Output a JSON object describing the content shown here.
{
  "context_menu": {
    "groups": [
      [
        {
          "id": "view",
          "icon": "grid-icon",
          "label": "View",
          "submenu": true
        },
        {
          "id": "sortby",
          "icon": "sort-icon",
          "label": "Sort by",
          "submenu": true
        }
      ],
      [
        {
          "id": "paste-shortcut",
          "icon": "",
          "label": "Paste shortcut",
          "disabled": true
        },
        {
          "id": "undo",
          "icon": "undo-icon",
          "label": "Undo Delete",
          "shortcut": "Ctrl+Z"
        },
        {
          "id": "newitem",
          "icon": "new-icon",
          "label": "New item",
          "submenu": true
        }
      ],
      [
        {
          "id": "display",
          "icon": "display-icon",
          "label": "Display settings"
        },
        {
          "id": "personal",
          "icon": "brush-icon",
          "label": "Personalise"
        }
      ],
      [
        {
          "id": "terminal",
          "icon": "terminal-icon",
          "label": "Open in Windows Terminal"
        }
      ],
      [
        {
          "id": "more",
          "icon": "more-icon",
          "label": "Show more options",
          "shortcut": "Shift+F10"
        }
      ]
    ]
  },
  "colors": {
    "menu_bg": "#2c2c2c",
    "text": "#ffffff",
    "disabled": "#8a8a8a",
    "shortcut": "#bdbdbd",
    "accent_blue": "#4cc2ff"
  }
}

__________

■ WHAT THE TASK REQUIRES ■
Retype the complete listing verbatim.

■ YOUR SOLUTION ■
Output a JSON object describing the content shown here.
{
  "context_menu": {
    "groups": [
      [
        {
          "id": "view",
          "icon": "grid-icon",
          "label": "View",
          "submenu": true
        },
        {
          "id": "sortby",
          "icon": "sort-icon",
          "label": "Sort by",
          "submenu": true
        }
      ],
      [
        {
          "id": "paste-shortcut",
          "icon": "",
          "label": "Paste shortcut",
          "disabled": true
        },
        {
          "id": "undo",
          "icon": "undo-icon",
          "label": "Undo Delete",
          "shortcut": "Ctrl+Z"
        },
        {
          "id": "newitem",
          "icon": "new-icon",
          "label": "New item",
          "submenu": true
        }
      ],
      [
        {
          "id": "display",
          "icon": "display-icon",
          "label": "Display settings"
        },
        {
          "id": "personal",
          "icon": "brush-icon",
          "label": "Personalise"
        }
      ],
      [
        {
          "id": "terminal",
          "icon": "terminal-icon",
          "label": "Open in Windows Terminal"
        }
      ],
      [
        {
          "id": "more",
          "icon": "more-icon",
          "label": "Show more options",
          "shortcut": "Shift+F10"
        }
      ]
    ]
  },
  "colors": {
    "menu_bg": "#2c2c2c",
    "text": "#ffffff",
    "disabled": "#8a8a8a",
    "shortcut": "#bdbdbd",
    "accent_blue": "#4cc2ff"
  }
}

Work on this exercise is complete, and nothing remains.